The SWOT analysis is a methodology for strategic planning, which can apply to a variety of business types and vocational fields. The theory and structure itself is not terribly complex, but application and interpretation can be difficult for particular organizations in certain situations. Self-analysis can sometimes be problematic from an objectively standpoint, which is why some organizations will bring in an outside consultant. The idea of the SWOT analysis is to evaluate the business and prepare it for future opportunities. Therefore, here are a few thoughts on the specifics of the SWOT analysis, which includes strengths, weaknesses, opportunities, and threats.
The first part of the SWOT analysis has to do with the strengths of the organization. This is an internal analysis, and it has to do with what the organization does well. It might include particular products, staff, innovations, culture, or history. When people evaluate strengths they have to be careful to stick with internal factors, rather than roaming outside the company. It can be tempting to start talking about opportunities, but this comes later.
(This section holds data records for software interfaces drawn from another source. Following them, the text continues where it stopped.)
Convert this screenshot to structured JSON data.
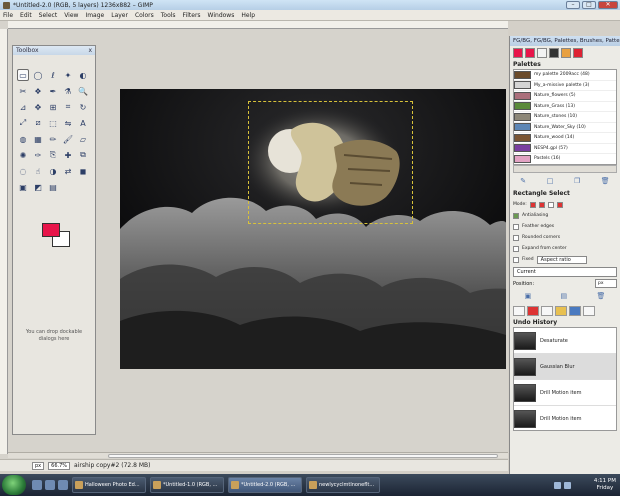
{
  "window": {
    "title": "*Untitled-2.0 (RGB, 5 layers) 1236x882 – GIMP",
    "min": "–",
    "max": "□",
    "close": "✕"
  },
  "menu": [
    "File",
    "Edit",
    "Select",
    "View",
    "Image",
    "Layer",
    "Colors",
    "Tools",
    "Filters",
    "Windows",
    "Help"
  ],
  "toolbox": {
    "title": "Toolbox",
    "close": "x",
    "tools": [
      "rect-select-icon",
      "ellipse-select-icon",
      "free-select-icon",
      "fuzzy-select-icon",
      "color-select-icon",
      "scissors-icon",
      "foreground-select-icon",
      "paths-icon",
      "color-picker-icon",
      "zoom-icon",
      "measure-icon",
      "move-icon",
      "align-icon",
      "crop-icon",
      "rotate-icon",
      "scale-icon",
      "shear-icon",
      "perspective-icon",
      "flip-icon",
      "text-icon",
      "bucket-fill-icon",
      "blend-icon",
      "pencil-icon",
      "paintbrush-icon",
      "eraser-icon",
      "airbrush-icon",
      "ink-icon",
      "clone-icon",
      "heal-icon",
      "perspective-clone-icon",
      "blur-icon",
      "smudge-icon",
      "dodge-burn-icon",
      "color-swap-icon",
      "color-reset-icon",
      "quick-mask-icon",
      "default-colors-icon",
      "layer-icon"
    ],
    "fg_color": "#e8154a",
    "bg_color": "#ffffff",
    "drop_hint": "You can drop dockable dialogs here"
  },
  "status": {
    "unit": "px",
    "zoom": "66.7%",
    "message": "airship copy#2 (72.8 MB)"
  },
  "dock": {
    "title": "FG/BG, FG/BG, Palettes, Brushes, Patterns",
    "palettes_label": "Palettes",
    "palettes": [
      {
        "name": "my palette 2009acc (48)",
        "color": "#6b4b2a"
      },
      {
        "name": "My_a-missive palette (3)",
        "color": "#d4d4d4"
      },
      {
        "name": "Nature_flowers (5)",
        "color": "#ab6f7b"
      },
      {
        "name": "Nature_Grass (13)",
        "color": "#5b8a3a"
      },
      {
        "name": "Nature_stones (10)",
        "color": "#8d8778"
      },
      {
        "name": "Nature_Water_Sky (10)",
        "color": "#5c86b6"
      },
      {
        "name": "Nature_wood (14)",
        "color": "#7b5533"
      },
      {
        "name": "NESP4.gpl (57)",
        "color": "#7a3fa0"
      },
      {
        "name": "Pastels (16)",
        "color": "#e2a2c3"
      }
    ],
    "tool_options": {
      "label": "Rectangle Select",
      "mode": "Mode:",
      "antialiasing": "Antialiasing",
      "feather": "Feather edges",
      "rounded": "Rounded corners",
      "expand": "Expand from center",
      "fixed": "Fixed",
      "aspect": "Aspect ratio",
      "current": "Current",
      "position": "Position:",
      "unit": "px"
    },
    "history_label": "Undo History",
    "history": [
      "Desaturate",
      "Gaussian Blur",
      "Drill Motion item",
      "Drill Motion item",
      "Drill Motion item"
    ]
  },
  "taskbar": {
    "tasks": [
      "Halloween Photo Ed...",
      "*Untitled-1.0 (RGB, ...",
      "*Untitled-2.0 (RGB, ...",
      "newlycyclmtlnoneflt..."
    ],
    "clock_time": "4:11 PM",
    "clock_day": "Friday"
  }
}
As one might imagine, weaknesses have to do with the shortcomings of the organization. This includes lack of innovation, limited products or services, personnel problems, internal distractions, and breakdown in communication. Evaluating weaknesses may be one of the most difficult parts of the process because people may be tempted to point fingers, which can cause awkward relational problems. Of course, if people are not honest with their analysis, the organization risks the possibility that certain problems will be ignored and company will not learn from it’s mistakes.
The analysis of opportunities has to do with external factors, such as the marketplace or new opportunities for company growth. This can be a highly theoretical part of the process. In addition, it can be a little difficult because people may be doing some guessing. Logically, if they were aware of particular opportunities, they may have already capitalized on them. Instead, certain situations remain a possible opportunity rather than a defined mastery. Opportunities may be in the form of new markets, breakthroughs in technology and trends in society that are advantageous to the organization.
Finally, there are threats to the organization, which are also external factors. These include things like economic downturns, change in laws and regulations, and shifts in consumer attitudes and behavior. In many ways, external threats cannot be controlled, but the savvy business will maintain some level of awareness so that they can adjust to these sorts of changes. The organization that struggles is often the place that does not read the signs and pay attention to how the world is changing.
As mentioned, one of the largest obstacles to an effective SWOT analysis is objectivity. Sometimes people romanticize their strengths and minimize their weaknesses, because admitting organizational shortcomings may reflect badly on their performance. In addition, evaluating the external world can be complex because some people do not often venture outside the walls of their own organization. Still, a SWOT analysis can be a very valuable exercise if people use it as an opportunity to evaluate, plan, and execute new plans for the future.